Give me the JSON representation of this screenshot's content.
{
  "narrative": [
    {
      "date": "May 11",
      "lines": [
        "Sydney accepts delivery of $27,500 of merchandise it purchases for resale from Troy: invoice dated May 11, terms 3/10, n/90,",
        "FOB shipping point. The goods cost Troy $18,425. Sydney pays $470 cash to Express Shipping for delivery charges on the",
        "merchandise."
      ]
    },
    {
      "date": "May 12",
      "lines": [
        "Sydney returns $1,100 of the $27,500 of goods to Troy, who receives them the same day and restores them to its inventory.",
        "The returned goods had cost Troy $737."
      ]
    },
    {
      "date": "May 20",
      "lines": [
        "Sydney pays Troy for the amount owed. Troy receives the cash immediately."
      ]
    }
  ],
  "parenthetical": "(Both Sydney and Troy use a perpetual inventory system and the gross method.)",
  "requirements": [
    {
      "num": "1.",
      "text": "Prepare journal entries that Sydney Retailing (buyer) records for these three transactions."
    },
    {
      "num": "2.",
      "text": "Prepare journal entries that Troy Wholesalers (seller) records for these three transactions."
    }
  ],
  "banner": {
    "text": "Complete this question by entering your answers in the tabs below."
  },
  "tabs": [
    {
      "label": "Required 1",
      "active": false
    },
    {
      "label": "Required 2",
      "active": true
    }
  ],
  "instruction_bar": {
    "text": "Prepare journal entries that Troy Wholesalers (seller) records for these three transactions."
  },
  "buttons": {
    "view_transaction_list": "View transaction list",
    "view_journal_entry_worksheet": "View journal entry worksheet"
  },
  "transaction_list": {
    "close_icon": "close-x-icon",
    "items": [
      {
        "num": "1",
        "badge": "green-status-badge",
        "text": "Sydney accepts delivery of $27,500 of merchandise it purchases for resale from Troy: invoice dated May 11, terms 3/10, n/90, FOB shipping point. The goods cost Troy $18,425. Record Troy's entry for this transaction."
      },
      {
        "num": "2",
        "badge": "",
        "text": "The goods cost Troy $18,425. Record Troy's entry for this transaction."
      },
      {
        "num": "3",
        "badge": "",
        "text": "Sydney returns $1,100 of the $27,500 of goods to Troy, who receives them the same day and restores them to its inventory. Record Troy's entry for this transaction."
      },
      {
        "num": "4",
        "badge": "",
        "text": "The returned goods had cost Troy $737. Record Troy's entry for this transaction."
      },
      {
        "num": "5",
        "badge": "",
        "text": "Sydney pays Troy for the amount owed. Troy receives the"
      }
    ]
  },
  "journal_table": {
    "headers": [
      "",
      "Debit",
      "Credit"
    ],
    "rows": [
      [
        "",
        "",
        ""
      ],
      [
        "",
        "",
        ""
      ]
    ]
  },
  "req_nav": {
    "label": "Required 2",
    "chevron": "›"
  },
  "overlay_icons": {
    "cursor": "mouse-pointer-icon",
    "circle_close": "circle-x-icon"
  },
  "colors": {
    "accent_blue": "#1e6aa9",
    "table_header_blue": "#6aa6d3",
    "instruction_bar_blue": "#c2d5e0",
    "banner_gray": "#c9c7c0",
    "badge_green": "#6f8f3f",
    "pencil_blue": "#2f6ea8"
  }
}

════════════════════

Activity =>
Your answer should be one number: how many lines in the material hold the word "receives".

Task answer =>
4